No. It’s not all about me being safe, or what. You cannot run away from truth. Truth if always bigger, but you have to speak. That’s the biggest beacon we have.
Dixon Bahandagira, Uganda, Climate Activist
I became aware of Dickson (“Dixon”) on the SLACK platform for “Fridays For Future”, which I felt was a highly selective group of environmental progressive, dedicated activists. Early in 2021, the group was growing its international network but still Euro-centric. Therefore, I was the more surrprised and impressed to see an activist, Dixon Bahandagira, from Uganda, showing up in one of the channels. After getting into contact via Slack, Facebook, and WhatsApp, and learning about his projects, I decided to support him with a donation. What is more, he actually inspired me to start off the series “The Future of Africa” with him.
So … Welcome, Dixon! 🙂
Video Presentation (short) about “One Million Tree Campaign” by Dixon Bahandagira
3. Affiliations and Projects
- “One Million Trees Campaign“: Dixon is currently running a campaign of planting one million trees to try and curb climate change.
Fund Raising: https://gogetfunding.com/help-dixon-to-plant-1-million-trees-in-uganda/
- “Greenpeace Africa”
- “Fridays For Future”
- “Generation Green”
4. Long Interview (Video)
Note: Short sequences were removed on request by the interviewee, which were considered sensitive.
5. Short Interview (Text)
Q1: Hi, Dixon! Nice to meet you! Can you tell me about yourself?
A1: I am Dixon Bahandagira, am 23-year-old student and a climate activist from Uganda.
Q2: Why have you become an activist? What do you want to change?
A2: It’s truly simple. We have limited time to stay on earth. We must try and use that period for the purpose of transforming your community, planet into what you desire it to be. I am a victim of climate change. My family was displaced due to floods that are caused by changes in the weather patterns. I could not watch all things happen. I had to join the fight since our leaders don’t want to come up with permanent solutions. They always come up with temporary solutions that can win them elections.
Q3: What organisations, movements, or people in general do you collaborate with?
A3: I am a volunteer at Greenpeace Africa, Fridays For Future and I collaborate with Generation Green and individuals or well wishers who wish well for our planet and the next generation.
Q4: Can you shortly describe your most important projects and personal achievements?
A4: My current project is always the most important project. I have done several projects including extending safe water to the communities, schools and hospitals, but am currently working on a project of planting one million trees this year to try and curb climate change that leads to changes in the weather patterns causing heavy rains, that cause floods leading to death and displacement of people making it hard for a better living. This project is truly important since it will change the lives of many people and communities.

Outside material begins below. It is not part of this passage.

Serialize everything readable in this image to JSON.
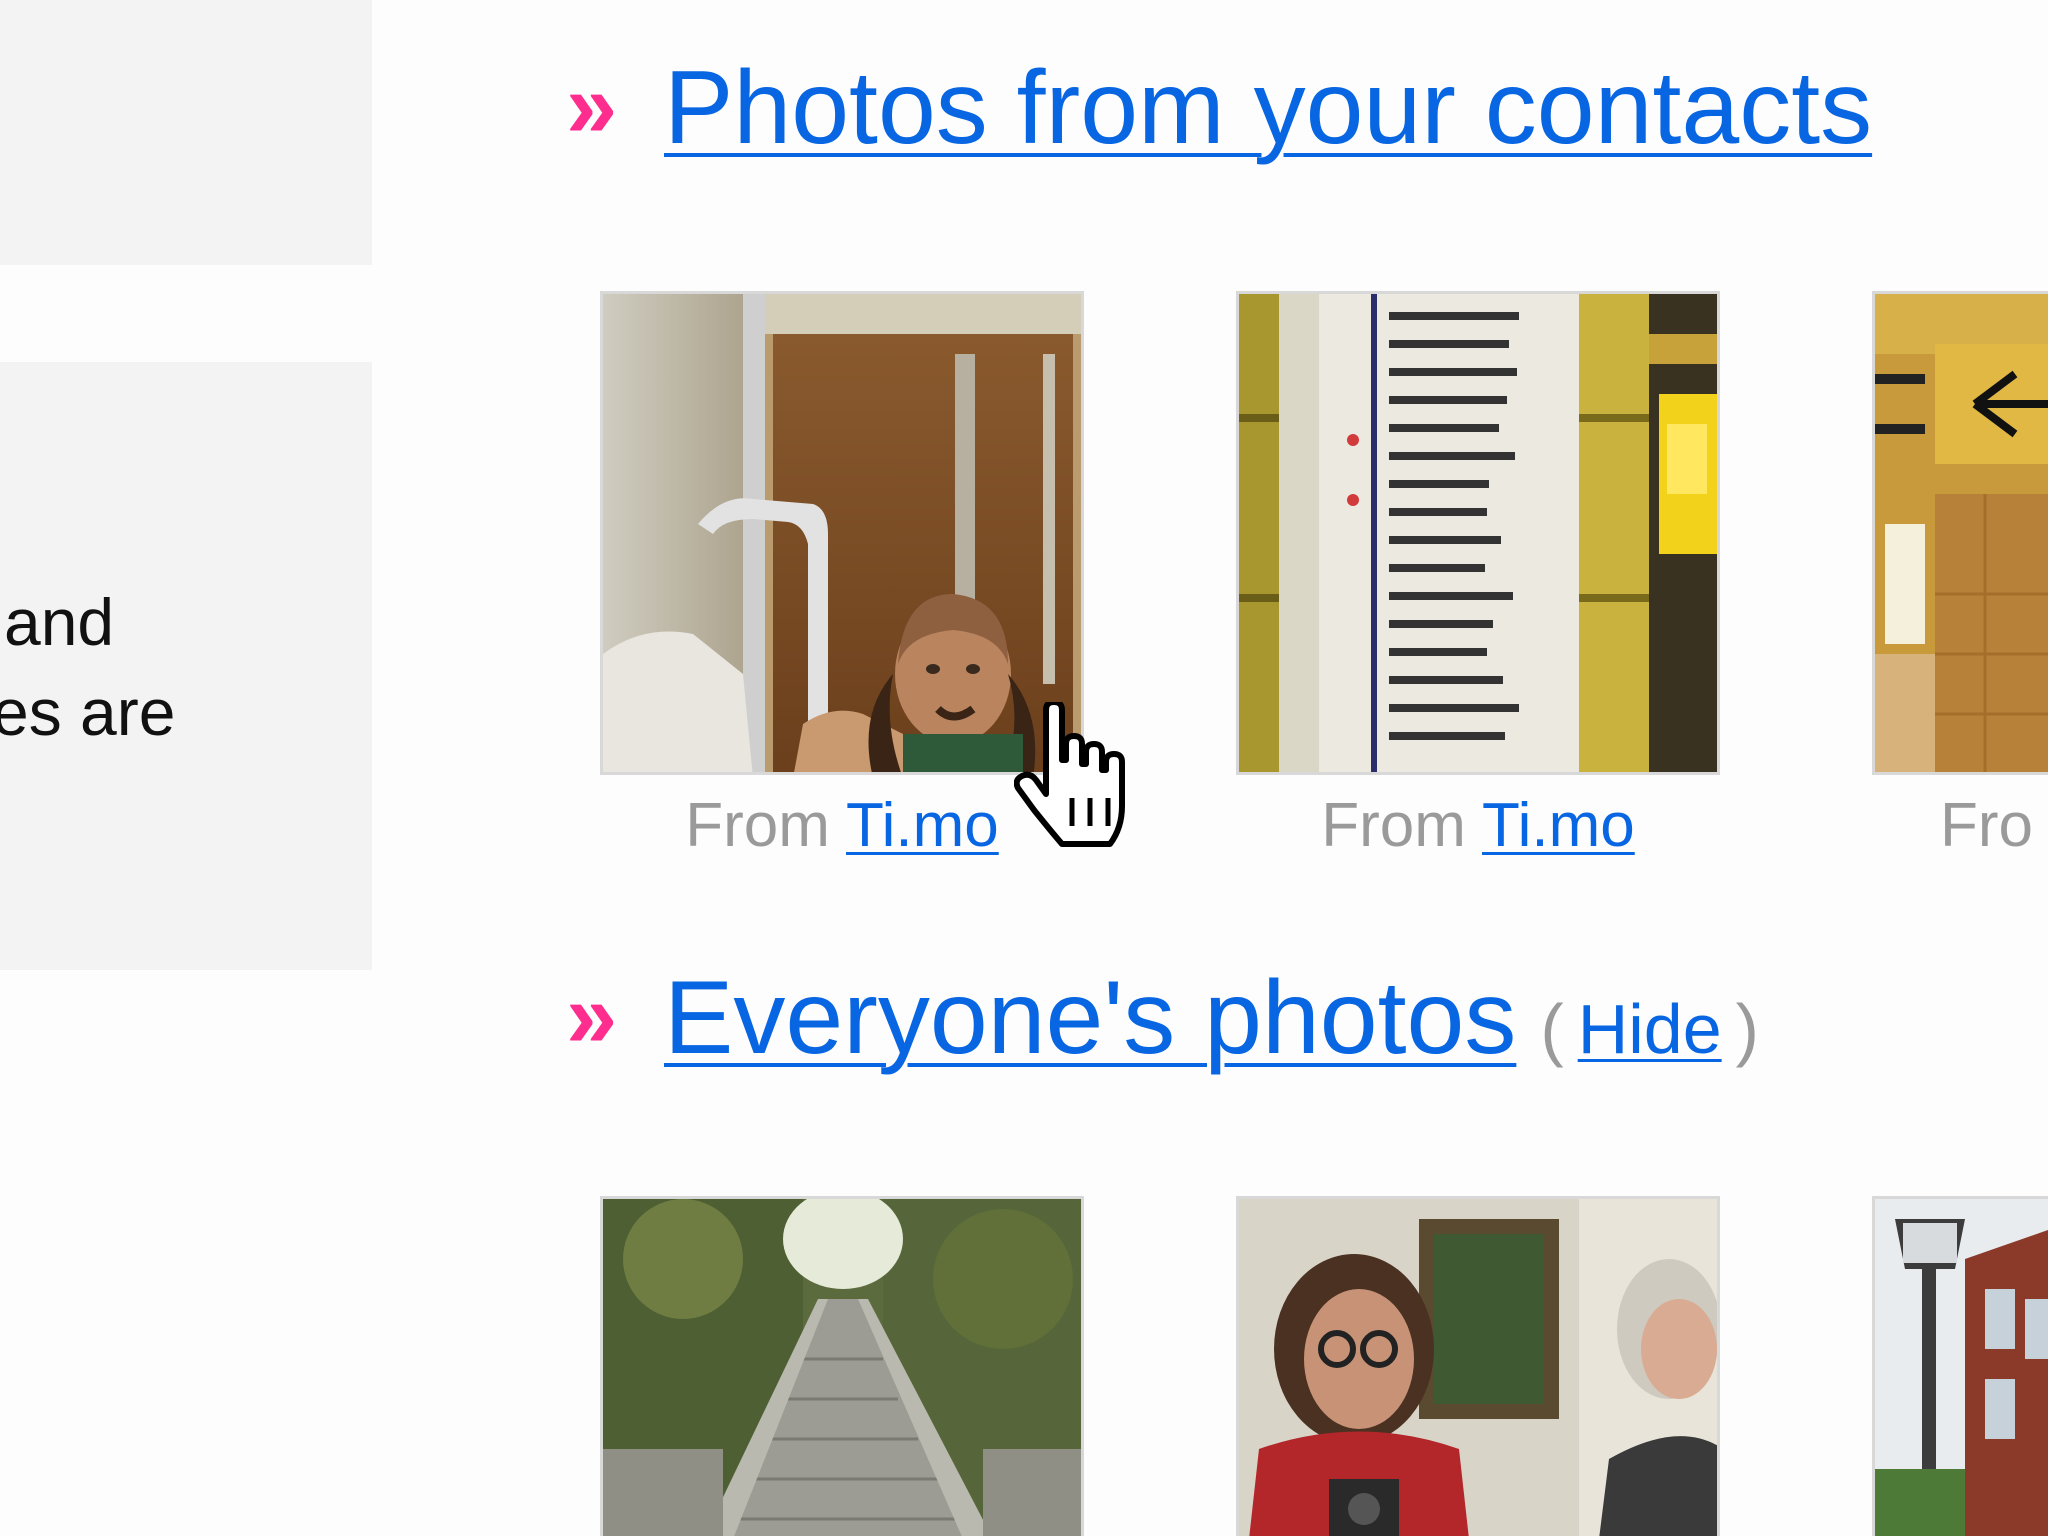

Q5: What are the most important barriers? What would you need to overcome these barriers?
A5: My biggest barrier is our leaders. They tend to focus more on the next election than the next generation. They involve in things that can make them popular and win election not things that can prepare for the next generation. Another barrier are finances. It’s truly hard to get the required funds since our leaders don’t care about our projects. They think they can’t win them the next election and the next generation won’t find them in power. The only way to solve this is connecting me to people who can truly support my projects for the better of our planet and the next generation.
Q6: Who and what inspires you? People, books, own experiences?
A6: Wow, my fellow activists inspire me a lot! They are out their sacrificing for the better of our planet and the next generation. I can’t mention all of them. They are truly many the likes of Greta, Vanessa Nakate, Evelyn Acham, Hilder, Nyombi, very many in Africa, Europe and America and the people who appreciate the work am doing inspire and motivate me to do more.
Q7: What could people from the Global North, e.g. Europe, learn from the Global South, e.g. Africa in general or Uganda in particular?
A7: The Global North people should try to protect their culture like the Global South people.
Q8: What could people from the Global South, e.g. Africa or Uganda in particular, learn from the Global North, e.g. Europe.
A8: A lot of stuff we have to learn from the Global North people, but the most important thing is that we have to learn how to make things happen not to wait for things to happen and we talk about them.
Q9: What is your vision for Africa?
A9: My vision for Africa is very simple. I know I can’t make everything happen, but I can try. I want to see an Africa free from greenhouse gas emissions with a liveable environment for everyone, with leaders who can make things happen, not watch things happen.
Q10: What question should I ask, but did not ask?
A10: How can trees curb climate change?
Q11: What is your answer to your question?
A11: When trees grow, they help to curb climate change by removing carbon dioxide from the air storing carbon in the trees and soil, releasing oxygen into the atmosphere.
Q12: Thank you for your time, Dixon!
A12: Thank you so much!
- Email: firstname.lastname@example.org
- Mobile: +256704102666
- Facebook: https://www.facebook.com/Bahandagira-Dixon-115154386877593
- Twitter: @BahandagiraD
- and Instragramm, WhatsApp, …